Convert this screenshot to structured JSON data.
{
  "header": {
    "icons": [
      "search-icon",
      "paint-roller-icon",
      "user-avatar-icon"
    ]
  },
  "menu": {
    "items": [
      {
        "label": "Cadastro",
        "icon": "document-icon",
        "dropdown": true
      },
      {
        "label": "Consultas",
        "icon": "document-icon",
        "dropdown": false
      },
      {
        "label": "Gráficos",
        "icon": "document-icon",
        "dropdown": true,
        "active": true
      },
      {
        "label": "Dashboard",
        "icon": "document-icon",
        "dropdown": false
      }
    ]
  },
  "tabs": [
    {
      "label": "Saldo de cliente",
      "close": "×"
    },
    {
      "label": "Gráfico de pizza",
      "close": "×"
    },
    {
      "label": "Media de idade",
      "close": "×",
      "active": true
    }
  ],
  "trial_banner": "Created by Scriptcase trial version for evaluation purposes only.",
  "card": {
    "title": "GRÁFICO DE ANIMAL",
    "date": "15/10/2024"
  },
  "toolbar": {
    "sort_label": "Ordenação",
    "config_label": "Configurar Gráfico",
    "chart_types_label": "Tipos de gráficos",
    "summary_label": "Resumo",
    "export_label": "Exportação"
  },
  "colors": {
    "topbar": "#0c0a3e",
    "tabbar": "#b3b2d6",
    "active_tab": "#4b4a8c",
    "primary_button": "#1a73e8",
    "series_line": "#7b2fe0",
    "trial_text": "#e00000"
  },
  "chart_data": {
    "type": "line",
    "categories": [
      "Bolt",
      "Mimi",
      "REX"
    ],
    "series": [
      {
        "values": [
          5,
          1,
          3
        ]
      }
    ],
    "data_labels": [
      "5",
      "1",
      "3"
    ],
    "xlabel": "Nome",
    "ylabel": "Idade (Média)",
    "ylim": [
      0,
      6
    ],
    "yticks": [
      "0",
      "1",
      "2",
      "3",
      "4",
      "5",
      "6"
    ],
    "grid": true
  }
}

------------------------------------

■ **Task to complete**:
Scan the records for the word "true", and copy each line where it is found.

■ **Result of this exercise**:
        "dropdown": true
        "dropdown": true,
        "active": true
      "active": true
    "grid": true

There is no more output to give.